Alisia’s Exciting First Weeks At NMLC!

endangered species

When I  first learned that I had been accepted as a 2012 Summer Intern at the National Marine Life Center the words excited and overjoyed could not describe exactly how I felt. Being only in college for two going on three years, internships do not come easy and I was a bit nervous for my first day fearing I would “mess up”.

It took no time at all for me to feel right at home and as if I was apart of the NMLC crew. My fellow intern Sammy and I tagged along with Kathy and a few other volunteers to turn in the Red-Bellied Cooter hatchlings to the state so they could be examined, tagged, notched, and released within the following days. It was intriguing  to sit in on the presentation the head biologists had given about the Head Start program and its past years data as well as how well the turtles were doing. After all was said and done we returned to the center along with some new patients! We received a few cooters with metabolic bone disease as well as some fungal disease ones too. Right away I was put to work to set up comfortable tanks for our new turtles to reside in. When I had left the center that day I had already felt so accomplished and was looking forward to the future events.

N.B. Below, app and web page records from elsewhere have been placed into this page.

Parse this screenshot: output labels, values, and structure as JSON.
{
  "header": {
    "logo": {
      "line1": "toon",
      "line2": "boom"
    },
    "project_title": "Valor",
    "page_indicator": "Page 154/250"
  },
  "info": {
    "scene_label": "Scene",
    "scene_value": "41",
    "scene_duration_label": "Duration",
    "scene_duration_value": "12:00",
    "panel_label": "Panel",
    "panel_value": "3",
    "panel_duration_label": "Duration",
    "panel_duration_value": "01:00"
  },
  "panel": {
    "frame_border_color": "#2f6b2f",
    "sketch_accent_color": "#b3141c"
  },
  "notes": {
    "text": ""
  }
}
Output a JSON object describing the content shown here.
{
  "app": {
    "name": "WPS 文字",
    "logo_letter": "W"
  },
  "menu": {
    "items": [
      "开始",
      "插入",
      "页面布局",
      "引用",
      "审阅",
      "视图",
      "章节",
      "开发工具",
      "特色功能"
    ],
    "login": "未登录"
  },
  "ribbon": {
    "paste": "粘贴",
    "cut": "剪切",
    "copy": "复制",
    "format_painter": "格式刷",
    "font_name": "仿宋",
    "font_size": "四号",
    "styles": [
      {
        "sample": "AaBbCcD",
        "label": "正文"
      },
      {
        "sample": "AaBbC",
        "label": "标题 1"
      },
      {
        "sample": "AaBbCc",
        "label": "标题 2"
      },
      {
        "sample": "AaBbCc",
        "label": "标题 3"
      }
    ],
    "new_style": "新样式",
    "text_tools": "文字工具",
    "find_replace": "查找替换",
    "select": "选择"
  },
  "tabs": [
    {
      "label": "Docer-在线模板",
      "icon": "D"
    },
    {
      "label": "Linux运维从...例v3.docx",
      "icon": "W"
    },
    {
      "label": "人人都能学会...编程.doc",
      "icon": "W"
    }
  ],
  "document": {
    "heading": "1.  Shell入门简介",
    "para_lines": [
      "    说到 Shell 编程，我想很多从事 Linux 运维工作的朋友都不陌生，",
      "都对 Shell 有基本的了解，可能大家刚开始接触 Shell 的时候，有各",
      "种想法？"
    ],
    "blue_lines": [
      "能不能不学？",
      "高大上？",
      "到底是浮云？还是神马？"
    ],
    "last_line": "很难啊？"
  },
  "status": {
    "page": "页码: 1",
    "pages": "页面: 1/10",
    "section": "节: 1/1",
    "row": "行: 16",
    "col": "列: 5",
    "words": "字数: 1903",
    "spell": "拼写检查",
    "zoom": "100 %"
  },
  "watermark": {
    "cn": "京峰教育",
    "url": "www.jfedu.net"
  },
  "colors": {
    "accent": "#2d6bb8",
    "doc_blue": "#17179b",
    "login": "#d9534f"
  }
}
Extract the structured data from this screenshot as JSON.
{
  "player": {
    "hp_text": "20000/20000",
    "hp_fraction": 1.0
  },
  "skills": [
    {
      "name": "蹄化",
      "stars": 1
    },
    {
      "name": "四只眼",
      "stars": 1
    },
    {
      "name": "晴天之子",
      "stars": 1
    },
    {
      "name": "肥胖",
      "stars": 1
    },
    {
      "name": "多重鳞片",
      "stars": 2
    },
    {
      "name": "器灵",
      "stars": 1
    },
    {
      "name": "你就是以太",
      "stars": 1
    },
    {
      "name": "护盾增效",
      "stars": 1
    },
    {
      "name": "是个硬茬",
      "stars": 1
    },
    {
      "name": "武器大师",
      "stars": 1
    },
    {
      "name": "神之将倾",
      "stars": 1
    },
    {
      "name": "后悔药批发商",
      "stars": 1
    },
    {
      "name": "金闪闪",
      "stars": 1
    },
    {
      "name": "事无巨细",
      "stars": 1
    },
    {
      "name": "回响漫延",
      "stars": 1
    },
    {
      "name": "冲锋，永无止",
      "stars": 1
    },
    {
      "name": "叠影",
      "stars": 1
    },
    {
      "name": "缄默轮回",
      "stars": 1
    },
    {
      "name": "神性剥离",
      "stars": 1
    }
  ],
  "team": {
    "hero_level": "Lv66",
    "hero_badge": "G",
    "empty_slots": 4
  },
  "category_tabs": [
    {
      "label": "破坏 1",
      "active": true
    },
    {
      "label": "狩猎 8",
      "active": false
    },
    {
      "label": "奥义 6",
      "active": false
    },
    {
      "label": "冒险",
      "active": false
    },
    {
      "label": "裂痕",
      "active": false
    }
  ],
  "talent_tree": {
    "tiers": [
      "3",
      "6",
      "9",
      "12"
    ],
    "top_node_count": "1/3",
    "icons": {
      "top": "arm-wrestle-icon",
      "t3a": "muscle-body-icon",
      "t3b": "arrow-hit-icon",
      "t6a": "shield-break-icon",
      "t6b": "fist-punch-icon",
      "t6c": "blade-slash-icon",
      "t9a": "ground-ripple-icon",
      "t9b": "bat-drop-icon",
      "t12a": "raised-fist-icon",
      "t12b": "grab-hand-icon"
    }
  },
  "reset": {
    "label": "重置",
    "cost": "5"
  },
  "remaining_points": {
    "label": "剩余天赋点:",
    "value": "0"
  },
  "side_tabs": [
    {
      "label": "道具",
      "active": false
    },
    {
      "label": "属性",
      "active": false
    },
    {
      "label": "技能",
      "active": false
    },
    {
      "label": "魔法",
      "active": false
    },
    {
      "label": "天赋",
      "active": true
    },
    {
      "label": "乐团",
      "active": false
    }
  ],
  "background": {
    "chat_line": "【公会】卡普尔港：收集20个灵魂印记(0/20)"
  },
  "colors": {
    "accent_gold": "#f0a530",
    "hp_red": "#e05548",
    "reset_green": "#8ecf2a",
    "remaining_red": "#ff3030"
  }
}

The very next day I was back at NMLC to help promote the 100 cars for good event which required getting votes through Facebook in order to win a new Toyota car for the center for potential patient transportation and traveling to festivals for education programs. Unfortunately we did not win but was still awarded a prize regardless!! I enjoyed greeting visitors, giving tours of the center and the turtles, and explaining what the center was about. Overall I felt it was another successful and rewarding day that left me with a smile on my face as I drove home.

The Feet, Fins, and Flippers 5K Road Race was also an exciting and hectic day for the center. Volunteers and Interns were running all around to set up for the race and assist in any way possible. The funds raised for NMLC were essential and the race proved necessary as a fundraiser.

In the days that followed the weekend events, the  red-bellied cooter hatchling release  was occurring. Seeing all 150 turtles released was amazing to be a part of. After all the turtles were released we  had our own private release ceremony for Bruce, Pierce, and Vesuvius  who had long been awaiting their return to their natural habitat. Sophie, another intern, and I had the pleasure of releasing Vesuvius into the Burrage Pond Wildlife Management Area, in Hanson, MA. After we let him go, he had scurried quickly through the water probably hoping we wouldn’t try and recapture him. I was appreciative the center allowed us that privilege and let us be a part of their moment with the turtles they worked hard to care for.

As a few weeks went by I have gotten accustomed to the routine of being at the center and happily have found a place as an efficient intern. Some days can be less hectic than others but recently I had been lucky enough to join Adele, a staff member, in investigating a whale sighting that was reported in Scusset Beach on the east end of the Cape Cod Canal. Adele and I jumped in the car and made our way to the beach. When we arrived we took a long walk to the end of the jetty that seemed to take forever. As we made our way we talked to many beach-goers wondering if they had also seen the whale. Most of the people had and were watching the white whale for most of the afternoon! When we were near the end of the jetty we were fortunate enough to see it as well. The white creature was surfacing every so often out of the water but not so much as a dolphin doing aerial jumps or a humpback whale breaching. It was just merely skimming the surface, teasing us with its white appearance but never enough so we could properly I.D it. We had proposed that it was a Beluga whale but that was hard to believe considering they are not native to these waters! We watched as it had swam in various, random areas until  we could no longer see it. We also went back the next morning to see if it had returned but we had no such luck. It was definitely the most exciting thing that has happened to me so far!

Since then the center has quieted down a bit but the interns and I are always busy cleaning and feeding along with the many other things we assist in! Rounds on Tuesdays with Dr. William always prove to be interesting and there really is not a day that goes by that I don’t learn something new from the staff or my fellow interns. I spend whole days here and they go by so fast because I am genuinely  enjoying the time I am spending here. The best part is the summer has only just started 🙂

Posted by Alisia T.
Alisia is a Summer, 2012 Intern at the National Marine Life Center.